Directions for this task –
Print, without alteration, the lines that extend from the one holding "Transcribe this image's" to the final line of the listing below.
..............................
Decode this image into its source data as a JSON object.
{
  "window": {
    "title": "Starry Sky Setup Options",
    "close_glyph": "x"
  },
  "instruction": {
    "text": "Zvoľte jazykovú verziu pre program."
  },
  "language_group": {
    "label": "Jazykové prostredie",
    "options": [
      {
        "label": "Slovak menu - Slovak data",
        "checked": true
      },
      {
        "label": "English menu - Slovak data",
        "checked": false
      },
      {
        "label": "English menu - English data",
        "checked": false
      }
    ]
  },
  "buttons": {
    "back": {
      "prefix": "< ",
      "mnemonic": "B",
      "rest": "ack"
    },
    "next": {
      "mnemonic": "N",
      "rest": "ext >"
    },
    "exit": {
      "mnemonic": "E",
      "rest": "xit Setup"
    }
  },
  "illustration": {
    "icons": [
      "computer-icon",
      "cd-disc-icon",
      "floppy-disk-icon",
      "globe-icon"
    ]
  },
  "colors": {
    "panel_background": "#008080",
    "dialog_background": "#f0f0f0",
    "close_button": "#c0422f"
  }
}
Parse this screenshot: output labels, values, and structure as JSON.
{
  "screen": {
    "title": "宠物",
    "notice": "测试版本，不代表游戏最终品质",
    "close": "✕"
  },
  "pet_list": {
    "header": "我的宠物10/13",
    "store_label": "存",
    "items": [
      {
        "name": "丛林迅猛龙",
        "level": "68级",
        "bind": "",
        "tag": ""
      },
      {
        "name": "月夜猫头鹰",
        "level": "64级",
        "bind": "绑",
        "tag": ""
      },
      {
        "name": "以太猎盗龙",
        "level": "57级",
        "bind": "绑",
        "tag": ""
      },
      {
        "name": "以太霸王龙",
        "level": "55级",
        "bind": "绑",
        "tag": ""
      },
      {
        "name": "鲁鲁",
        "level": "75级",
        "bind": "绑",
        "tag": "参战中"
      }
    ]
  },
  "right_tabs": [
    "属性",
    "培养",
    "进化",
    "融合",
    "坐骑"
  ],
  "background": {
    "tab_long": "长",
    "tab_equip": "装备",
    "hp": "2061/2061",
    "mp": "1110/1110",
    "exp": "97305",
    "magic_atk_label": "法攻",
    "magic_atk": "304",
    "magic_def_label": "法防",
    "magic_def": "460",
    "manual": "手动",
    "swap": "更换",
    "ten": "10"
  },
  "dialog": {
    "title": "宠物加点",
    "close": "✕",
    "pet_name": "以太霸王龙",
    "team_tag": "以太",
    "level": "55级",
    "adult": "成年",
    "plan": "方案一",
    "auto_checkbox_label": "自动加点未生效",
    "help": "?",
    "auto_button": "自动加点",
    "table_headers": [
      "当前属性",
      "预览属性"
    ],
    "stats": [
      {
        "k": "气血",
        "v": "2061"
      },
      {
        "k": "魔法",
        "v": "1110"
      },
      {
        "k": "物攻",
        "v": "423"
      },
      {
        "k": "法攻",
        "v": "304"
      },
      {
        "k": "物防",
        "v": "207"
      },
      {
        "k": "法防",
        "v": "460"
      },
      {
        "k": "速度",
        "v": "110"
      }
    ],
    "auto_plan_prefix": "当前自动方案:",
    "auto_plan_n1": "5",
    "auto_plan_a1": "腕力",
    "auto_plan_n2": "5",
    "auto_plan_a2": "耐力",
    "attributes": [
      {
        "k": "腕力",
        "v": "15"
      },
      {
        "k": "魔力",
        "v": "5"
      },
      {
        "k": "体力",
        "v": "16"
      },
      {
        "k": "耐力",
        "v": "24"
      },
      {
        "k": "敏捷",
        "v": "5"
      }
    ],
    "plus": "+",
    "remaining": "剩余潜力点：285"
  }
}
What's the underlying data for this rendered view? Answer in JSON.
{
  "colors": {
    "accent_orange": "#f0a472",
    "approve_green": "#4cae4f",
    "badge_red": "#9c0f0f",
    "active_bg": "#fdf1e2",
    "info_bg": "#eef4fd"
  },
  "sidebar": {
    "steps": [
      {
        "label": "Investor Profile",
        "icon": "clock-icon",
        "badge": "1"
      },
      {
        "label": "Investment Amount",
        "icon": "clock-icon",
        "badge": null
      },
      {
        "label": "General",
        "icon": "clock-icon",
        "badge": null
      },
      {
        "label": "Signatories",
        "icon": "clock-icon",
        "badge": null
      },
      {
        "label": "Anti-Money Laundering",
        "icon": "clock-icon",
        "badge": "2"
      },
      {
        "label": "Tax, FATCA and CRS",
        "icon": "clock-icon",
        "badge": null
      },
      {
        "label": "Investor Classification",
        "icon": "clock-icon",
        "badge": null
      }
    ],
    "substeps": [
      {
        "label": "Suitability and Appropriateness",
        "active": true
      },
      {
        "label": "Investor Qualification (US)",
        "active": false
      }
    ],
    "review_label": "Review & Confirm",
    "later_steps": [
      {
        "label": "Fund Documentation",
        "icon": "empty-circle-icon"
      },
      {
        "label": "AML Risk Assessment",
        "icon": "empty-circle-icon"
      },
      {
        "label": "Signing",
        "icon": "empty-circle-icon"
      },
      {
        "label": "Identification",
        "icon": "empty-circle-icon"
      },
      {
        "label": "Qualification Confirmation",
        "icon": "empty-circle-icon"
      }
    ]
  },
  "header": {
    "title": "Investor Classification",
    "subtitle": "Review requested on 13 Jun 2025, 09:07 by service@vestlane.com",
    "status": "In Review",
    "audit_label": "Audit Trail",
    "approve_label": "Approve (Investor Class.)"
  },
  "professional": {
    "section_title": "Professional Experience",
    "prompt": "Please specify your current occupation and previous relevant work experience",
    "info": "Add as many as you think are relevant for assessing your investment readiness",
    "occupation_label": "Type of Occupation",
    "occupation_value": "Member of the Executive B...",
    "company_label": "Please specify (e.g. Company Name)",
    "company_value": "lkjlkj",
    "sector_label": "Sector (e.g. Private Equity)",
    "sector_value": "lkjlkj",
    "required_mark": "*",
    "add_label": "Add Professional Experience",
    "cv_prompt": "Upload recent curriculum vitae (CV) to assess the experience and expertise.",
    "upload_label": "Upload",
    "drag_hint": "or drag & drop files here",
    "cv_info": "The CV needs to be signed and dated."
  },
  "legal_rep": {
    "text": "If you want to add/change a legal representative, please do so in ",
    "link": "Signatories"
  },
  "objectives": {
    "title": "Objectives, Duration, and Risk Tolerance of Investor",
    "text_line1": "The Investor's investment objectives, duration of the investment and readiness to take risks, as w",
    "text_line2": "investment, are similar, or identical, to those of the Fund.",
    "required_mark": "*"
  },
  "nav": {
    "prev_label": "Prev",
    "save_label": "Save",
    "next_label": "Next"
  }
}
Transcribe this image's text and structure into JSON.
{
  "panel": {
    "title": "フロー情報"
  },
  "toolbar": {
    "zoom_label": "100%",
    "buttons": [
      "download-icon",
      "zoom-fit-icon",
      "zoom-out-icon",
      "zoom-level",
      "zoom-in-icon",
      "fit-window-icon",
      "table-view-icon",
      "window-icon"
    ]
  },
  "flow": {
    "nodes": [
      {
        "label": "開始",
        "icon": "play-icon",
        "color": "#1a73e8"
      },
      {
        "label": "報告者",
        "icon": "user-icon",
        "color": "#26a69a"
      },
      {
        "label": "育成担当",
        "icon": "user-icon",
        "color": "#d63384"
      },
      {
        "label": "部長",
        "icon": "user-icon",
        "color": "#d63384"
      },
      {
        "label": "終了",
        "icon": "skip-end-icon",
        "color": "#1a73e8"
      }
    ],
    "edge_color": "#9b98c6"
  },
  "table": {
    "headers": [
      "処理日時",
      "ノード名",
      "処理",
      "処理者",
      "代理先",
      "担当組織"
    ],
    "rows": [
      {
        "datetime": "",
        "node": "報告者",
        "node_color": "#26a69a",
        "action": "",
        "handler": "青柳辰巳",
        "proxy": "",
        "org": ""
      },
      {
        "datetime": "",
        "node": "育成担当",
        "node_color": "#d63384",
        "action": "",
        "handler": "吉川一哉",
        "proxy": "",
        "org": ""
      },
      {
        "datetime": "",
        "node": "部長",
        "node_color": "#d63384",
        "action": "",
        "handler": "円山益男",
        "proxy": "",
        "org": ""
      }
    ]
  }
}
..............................
Task response –
Transcribe this image's text and structure into JSON.
{
  "panel": {
    "title": "フロー情報"
  },
  "toolbar": {
    "zoom_label": "100%",
    "buttons": [
      "download-icon",
      "zoom-fit-icon",
      "zoom-out-icon",
      "zoom-level",
      "zoom-in-icon",
      "fit-window-icon",
      "table-view-icon",
      "window-icon"
    ]
  },
  "flow": {
    "nodes": [
      {
        "label": "開始",
        "icon": "play-icon",
        "color": "#1a73e8"
      },
      {
        "label": "報告者",
        "icon": "user-icon",
        "color": "#26a69a"
      },
      {
        "label": "育成担当",
        "icon": "user-icon",
        "color": "#d63384"
      },
      {
        "label": "部長",
        "icon": "user-icon",
        "color": "#d63384"
      },
      {
        "label": "終了",
        "icon": "skip-end-icon",
        "color": "#1a73e8"
      }
    ],
    "edge_color": "#9b98c6"
  },
  "table": {
    "headers": [
      "処理日時",
      "ノード名",
      "処理",
      "処理者",
      "代理先",
      "担当組織"
    ],
    "rows": [
      {
        "datetime": "",
        "node": "報告者",
        "node_color": "#26a69a",
        "action": "",
        "handler": "青柳辰巳",
        "proxy": "",
        "org": ""
      },
      {
        "datetime": "",
        "node": "育成担当",
        "node_color": "#d63384",
        "action": "",
        "handler": "吉川一哉",
        "proxy": "",
        "org": ""
      },
      {
        "datetime": "",
        "node": "部長",
        "node_color": "#d63384",
        "action": "",
        "handler": "円山益男",
        "proxy": "",
        "org": ""
      }
    ]
  }
}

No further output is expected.